“If Marx’s mother had dropped him on his head when he was a baby, someone else would have written Das Kapital.” I remember hearing that in a lecture or a tutorial at Queen’s in Belfast a good thirty-five years ago. To be scrupulously fair, the person who said it did not mean that without Marx the exact same book would have been written. But, ballpark, there would have been a body of work that said approximately the same thing as Marx had said, and at much the same time. Texts, political ones anyway (and were they not all political?) were not so much written as came to be. They came to be through a concatenation of socio-cultural influences which were, at base, economically determined. The author of any text was incidental. Mere vessel. Ergo, if Marx had come to grief we would have had Capital all the same. And presumably Jemima Puddleduck too, even if the Fates had not been kind to Beatrix Potter. Books were ideas and ideas were the outworking of historical circumstance. Such was the hubristic silliness of academic Marxism, circa 1986, when its mothership was a mere five-year plan away from oblivion.
One of the strengths of Cold Warriors is that, throughout, Duncan White holds to the role of the individual in history, a perspective whose great advantage is that it can be verified against that great bourgeois will o’ the wisp, reality. Early in the book, for instance, he comments, in reference to Orwell’s near-death experience in the Spanish Civil War: “The bullet that entered George Orwell’s neck was an inch from changing the way we think about the Cold War.” And that is surely unanswerable. Spain was nearly the death of Orwell. And of Koestler too. Had they died, there would have been no Animal Farm, no Nineteen Eighty-Four, no Darkness at Noon.
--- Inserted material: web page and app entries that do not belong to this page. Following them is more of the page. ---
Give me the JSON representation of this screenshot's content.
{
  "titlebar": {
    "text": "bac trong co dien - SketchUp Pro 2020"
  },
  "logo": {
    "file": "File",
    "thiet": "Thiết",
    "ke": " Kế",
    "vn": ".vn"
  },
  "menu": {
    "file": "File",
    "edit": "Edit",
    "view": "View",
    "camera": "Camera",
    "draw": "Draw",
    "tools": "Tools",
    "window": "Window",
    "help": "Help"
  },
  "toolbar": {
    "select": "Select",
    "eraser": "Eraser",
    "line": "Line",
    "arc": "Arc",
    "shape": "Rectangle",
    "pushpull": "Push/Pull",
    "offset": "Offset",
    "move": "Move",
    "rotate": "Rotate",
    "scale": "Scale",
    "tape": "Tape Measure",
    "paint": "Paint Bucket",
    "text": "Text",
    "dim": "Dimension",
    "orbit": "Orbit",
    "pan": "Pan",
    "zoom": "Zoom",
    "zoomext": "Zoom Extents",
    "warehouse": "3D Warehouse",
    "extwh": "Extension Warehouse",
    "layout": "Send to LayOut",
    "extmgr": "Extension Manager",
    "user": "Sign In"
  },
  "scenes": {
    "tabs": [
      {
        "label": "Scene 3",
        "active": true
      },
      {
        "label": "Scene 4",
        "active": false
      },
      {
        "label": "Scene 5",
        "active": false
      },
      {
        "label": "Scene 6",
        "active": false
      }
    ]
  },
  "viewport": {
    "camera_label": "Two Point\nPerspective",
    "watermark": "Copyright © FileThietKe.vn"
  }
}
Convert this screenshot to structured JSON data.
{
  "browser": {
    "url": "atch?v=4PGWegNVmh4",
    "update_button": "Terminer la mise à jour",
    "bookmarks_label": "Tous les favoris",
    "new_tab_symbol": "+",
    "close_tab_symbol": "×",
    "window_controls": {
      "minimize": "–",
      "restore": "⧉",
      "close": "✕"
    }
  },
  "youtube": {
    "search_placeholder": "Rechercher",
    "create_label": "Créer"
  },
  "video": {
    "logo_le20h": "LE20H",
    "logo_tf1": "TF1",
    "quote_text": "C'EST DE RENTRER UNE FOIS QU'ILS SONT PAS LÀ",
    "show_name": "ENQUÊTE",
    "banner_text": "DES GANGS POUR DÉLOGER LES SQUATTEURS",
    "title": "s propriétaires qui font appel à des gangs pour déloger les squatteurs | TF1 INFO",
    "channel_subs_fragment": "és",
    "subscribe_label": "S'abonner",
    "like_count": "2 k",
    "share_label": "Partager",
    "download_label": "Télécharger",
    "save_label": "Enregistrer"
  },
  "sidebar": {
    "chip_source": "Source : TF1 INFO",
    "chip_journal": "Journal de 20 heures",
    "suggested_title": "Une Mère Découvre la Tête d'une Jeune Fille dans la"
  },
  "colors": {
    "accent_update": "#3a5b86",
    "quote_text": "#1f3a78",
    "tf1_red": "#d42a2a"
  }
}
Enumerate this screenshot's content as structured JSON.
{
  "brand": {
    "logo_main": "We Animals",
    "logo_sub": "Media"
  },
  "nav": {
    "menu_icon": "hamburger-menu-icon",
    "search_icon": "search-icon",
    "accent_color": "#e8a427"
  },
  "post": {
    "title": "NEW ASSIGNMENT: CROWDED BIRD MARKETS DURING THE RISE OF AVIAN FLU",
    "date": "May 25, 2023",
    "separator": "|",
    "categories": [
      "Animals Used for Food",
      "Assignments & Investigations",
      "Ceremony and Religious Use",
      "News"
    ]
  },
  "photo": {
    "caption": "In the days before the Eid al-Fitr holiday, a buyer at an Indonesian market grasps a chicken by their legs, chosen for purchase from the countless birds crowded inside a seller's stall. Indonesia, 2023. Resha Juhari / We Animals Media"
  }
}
These were the essential Cold War reading as the West mounted its great fight back to capture the cultural high ground.
Martin Tyrrell is currently under contract to Athabasca University Press to complete a book on Orwell’s wars, from class war to Cold War.